Whatcom County planner Amy Keenan said they would be asking for additional information from the applicant about when the eight parcels now owned by McDougall were subdivided from the gravel pit’s original 30- and 20-acre parcels.
McDougall said at this time he only has plans for this one-time extraction and it was his understanding if he wanted to apply for another permit the only parcel that would qualify would be where the family’s home now sits. “Eventually I want to reclaim the site and put a lake in there with some nice building sites around it,” he said.
He added that $25,000 to $50,000 of the proceeds from this project would be donated to the library construction fund. “Whatcom County Library System was very helpful for us in the process of homeschooling our children and it’s very close to our hearts,” he said.
Whatcom County planner Amy Keenan said notifications were sent to neighbors within 1,000 feet of the property and Point Roberts Community Advisory Committee chair Joel Lantz on June 1, and legal notice of the application was published in the Bellingham Herald. Notice was not sent to the All Point Bulletin, despite assurances by the county assistant planning director Mark Personius and permit center specialist Nick Smith at the July 2015 taxpayers association general meeting that this would become part of the county’s practice for significant project’s on the Point. Smith has since indicated steps were being taken to ensure this did not reoccur.
A very similar application in 2000 did not move forward faced with widespread opposition from both sides of the border.
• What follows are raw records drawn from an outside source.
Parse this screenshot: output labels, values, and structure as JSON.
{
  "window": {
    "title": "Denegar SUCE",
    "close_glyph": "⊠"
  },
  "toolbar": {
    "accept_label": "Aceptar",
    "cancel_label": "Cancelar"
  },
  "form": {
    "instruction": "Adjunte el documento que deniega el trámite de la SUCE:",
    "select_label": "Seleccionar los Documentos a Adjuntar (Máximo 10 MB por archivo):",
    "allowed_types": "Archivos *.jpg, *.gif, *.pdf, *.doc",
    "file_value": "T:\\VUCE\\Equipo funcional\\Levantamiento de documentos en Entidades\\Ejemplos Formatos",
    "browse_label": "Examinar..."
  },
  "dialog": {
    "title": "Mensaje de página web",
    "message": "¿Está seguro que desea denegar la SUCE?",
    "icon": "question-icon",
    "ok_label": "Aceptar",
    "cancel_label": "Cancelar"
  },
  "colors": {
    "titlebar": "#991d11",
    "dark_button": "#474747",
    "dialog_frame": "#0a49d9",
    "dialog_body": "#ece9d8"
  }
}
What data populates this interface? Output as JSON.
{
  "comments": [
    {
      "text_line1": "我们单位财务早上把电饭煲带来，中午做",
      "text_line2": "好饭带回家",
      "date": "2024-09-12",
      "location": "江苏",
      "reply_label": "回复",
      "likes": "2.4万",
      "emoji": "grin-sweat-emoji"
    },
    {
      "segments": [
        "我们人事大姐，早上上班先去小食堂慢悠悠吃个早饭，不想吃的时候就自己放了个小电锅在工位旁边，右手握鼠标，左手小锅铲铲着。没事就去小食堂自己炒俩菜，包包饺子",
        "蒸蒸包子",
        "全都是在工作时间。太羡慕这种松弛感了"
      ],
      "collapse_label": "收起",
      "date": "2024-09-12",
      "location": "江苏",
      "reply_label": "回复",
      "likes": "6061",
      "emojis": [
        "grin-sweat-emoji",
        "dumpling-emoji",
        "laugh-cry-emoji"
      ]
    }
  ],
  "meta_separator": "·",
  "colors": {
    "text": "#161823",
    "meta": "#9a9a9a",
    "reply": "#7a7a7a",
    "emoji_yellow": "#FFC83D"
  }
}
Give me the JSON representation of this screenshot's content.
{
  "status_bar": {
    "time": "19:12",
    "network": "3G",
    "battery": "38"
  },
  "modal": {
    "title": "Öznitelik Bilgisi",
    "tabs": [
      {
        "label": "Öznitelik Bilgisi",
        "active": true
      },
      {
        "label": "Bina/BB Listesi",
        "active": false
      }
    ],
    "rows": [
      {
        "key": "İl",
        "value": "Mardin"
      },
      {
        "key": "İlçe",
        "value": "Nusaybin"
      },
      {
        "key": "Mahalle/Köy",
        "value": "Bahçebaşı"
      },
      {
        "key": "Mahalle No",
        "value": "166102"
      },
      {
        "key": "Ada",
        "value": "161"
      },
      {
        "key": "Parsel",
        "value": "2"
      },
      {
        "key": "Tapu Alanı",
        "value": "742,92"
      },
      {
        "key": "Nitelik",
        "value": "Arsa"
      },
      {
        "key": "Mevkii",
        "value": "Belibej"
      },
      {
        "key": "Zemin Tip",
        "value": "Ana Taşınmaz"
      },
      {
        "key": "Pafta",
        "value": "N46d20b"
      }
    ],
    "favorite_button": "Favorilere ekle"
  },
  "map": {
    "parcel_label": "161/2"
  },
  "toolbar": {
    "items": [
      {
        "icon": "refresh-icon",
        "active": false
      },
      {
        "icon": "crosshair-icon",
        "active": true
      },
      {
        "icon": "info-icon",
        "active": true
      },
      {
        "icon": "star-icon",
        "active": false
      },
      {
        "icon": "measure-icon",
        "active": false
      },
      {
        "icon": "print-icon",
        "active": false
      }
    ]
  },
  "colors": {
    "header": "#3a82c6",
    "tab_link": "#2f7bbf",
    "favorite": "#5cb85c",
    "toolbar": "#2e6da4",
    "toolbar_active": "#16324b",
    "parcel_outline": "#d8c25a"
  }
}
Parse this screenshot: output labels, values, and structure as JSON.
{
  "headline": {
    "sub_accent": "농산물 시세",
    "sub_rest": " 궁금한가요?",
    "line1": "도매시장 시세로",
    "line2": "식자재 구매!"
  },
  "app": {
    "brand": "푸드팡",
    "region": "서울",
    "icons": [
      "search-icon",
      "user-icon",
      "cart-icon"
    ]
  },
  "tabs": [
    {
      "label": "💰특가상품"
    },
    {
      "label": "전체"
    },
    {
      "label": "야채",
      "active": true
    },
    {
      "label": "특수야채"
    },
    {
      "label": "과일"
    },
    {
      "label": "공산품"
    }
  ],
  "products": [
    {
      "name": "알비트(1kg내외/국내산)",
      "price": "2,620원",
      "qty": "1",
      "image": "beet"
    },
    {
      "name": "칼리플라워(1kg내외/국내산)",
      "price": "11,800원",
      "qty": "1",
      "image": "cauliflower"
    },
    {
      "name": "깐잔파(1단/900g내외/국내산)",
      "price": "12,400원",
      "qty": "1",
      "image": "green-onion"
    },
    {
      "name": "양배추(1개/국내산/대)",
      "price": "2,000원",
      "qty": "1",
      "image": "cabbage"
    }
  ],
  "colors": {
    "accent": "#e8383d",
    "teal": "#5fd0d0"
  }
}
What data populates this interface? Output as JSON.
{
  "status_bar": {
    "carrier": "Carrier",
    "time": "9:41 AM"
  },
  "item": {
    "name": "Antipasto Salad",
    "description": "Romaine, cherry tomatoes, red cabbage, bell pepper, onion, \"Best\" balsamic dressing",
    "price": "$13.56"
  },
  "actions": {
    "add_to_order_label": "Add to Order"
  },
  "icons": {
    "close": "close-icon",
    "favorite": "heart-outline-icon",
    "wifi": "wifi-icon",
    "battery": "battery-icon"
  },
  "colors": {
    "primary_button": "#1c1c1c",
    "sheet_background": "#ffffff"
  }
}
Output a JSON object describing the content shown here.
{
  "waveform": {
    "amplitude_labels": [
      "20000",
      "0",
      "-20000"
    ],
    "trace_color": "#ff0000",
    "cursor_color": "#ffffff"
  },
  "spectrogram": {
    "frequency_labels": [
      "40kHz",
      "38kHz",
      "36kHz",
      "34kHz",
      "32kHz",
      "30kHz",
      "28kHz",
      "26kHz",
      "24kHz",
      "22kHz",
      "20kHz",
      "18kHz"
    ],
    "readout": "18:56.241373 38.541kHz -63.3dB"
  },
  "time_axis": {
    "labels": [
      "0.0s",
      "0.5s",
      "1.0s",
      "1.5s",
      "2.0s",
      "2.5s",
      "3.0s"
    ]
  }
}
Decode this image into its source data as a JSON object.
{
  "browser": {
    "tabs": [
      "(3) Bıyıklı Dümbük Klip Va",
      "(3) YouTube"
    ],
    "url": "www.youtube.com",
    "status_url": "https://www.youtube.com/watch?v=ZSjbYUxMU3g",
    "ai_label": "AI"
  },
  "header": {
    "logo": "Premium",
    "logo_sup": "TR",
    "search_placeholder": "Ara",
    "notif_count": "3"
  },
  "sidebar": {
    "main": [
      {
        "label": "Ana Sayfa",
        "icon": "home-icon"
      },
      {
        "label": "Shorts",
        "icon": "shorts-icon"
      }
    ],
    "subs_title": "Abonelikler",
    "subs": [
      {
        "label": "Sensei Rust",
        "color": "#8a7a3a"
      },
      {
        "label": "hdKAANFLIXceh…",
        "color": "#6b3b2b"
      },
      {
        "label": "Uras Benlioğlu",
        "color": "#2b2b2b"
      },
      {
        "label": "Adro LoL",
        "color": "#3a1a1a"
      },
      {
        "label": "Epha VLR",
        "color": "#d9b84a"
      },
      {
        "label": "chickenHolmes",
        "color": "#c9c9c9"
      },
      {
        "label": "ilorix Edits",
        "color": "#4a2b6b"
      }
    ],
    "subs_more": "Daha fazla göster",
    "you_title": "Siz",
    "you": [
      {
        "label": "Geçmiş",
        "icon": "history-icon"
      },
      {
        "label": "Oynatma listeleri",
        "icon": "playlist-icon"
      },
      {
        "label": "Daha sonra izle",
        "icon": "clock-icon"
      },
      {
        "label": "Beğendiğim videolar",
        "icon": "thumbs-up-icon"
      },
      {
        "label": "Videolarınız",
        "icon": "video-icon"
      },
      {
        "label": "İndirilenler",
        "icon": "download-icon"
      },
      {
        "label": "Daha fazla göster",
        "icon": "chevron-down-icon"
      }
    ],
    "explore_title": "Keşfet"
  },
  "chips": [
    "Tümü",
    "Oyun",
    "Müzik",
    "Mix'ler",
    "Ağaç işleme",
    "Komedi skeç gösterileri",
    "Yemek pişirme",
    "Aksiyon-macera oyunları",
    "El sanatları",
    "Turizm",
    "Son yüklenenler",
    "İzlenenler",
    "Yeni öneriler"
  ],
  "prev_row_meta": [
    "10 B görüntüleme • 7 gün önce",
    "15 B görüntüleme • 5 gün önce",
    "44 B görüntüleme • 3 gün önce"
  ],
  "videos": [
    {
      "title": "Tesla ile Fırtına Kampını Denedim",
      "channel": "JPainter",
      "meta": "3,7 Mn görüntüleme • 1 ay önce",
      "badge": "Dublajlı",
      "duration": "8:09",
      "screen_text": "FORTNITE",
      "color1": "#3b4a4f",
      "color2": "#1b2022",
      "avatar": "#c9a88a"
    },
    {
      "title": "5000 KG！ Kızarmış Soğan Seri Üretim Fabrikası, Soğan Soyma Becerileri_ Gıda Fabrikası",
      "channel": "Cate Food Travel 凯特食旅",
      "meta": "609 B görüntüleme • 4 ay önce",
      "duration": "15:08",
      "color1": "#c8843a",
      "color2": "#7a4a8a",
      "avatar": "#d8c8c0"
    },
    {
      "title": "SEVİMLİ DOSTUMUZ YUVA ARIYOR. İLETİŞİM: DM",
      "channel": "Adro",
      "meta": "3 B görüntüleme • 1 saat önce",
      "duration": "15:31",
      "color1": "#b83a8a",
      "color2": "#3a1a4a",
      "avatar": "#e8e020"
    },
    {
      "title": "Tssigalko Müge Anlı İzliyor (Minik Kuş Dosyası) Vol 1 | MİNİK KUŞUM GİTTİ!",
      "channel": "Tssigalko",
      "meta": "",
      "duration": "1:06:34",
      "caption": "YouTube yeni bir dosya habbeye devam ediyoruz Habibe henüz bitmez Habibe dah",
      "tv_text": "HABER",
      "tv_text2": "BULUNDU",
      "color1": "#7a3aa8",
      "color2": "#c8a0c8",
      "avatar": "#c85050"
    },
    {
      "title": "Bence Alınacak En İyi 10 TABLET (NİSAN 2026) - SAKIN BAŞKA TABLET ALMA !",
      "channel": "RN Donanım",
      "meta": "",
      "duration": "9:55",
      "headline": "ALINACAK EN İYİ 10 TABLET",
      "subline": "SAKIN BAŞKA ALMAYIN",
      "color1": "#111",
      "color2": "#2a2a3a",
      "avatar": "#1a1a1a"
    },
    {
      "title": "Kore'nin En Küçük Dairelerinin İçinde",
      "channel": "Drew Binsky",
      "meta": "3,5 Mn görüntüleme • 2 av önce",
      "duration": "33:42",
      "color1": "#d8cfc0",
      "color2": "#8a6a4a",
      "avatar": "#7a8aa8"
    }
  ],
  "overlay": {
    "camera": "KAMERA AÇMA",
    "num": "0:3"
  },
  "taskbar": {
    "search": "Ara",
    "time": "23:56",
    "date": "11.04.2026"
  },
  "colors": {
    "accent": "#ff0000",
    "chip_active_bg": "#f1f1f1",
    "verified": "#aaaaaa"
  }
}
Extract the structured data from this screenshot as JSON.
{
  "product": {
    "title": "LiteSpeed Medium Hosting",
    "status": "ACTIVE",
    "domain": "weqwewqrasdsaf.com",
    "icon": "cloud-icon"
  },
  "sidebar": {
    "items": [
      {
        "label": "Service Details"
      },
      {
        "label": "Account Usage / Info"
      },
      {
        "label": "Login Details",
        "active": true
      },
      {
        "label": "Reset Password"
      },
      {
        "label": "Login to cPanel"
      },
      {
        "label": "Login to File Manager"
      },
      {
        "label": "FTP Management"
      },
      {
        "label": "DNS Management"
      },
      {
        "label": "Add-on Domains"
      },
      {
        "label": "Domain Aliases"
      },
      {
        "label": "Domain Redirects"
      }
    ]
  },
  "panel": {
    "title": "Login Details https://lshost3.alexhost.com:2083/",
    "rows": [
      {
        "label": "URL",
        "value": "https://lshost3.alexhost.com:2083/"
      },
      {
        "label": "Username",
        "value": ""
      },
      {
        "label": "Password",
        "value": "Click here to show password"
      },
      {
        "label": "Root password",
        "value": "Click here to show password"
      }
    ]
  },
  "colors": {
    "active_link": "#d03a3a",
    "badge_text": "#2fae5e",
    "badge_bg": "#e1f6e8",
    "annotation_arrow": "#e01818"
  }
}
Tony Slater, who owns a neighboring property, said they had the same concerns then about noise, dust, traffic and visual blight as they did then. “We’ve dealt with this before,” he said.
The 2000 application also proposed a three-acre excavation site and road access via Tyee Drive, which proponent Gordon Green said was the recommendation from the county. He had proposed using Roosevelt Drive to directly access the border crossing.
Green’s proposal was also primarily to use extracted material to supply sand for the Point Roberts Golf Course. At the time the county zoning code allowed the extraction of sand and gravel “with the added provisions that in order to protect the nonrenewable resources and to protect future availability of these resources for future projects at Point Roberts the hearing examiner shall find that sand and gravel being extracted pursuant to this section shall be used only for specific identified projects at Point Roberts.” That section of county code was removed by ordinance in 2002.
“There’s a lot of value sitting there,” Green said of the site. “Maybe a million yards of good material.” The sand on the western side of the proposed extraction site is of a special grade that can be used for septic systems and sells across the border for up to $20 a cubic yard. The remaining bank sand will sell for up to $10 a yard in Delta, where bank sand is unavailable locally.
Keenan said the official comment period for the project will close June 27, but that there were opportunities to comment up until the actual hearing. “I will always accept your comments and concerns and we’ll address them as well as we can,” she said. Their review of the application and possible impacts of the project will get under way at the close of the official comment period.
Application documentation is available at bit.ly/1UEgarC. Comments can be submitted to Whatcom County Planning and Development Services at 5280 Northwest Drive, Bellingham, WA, 98226. Project planners Andy Wiser or Amy Keenan can be reached at 360/778-5900, firstname.lastname@example.org or email@example.com.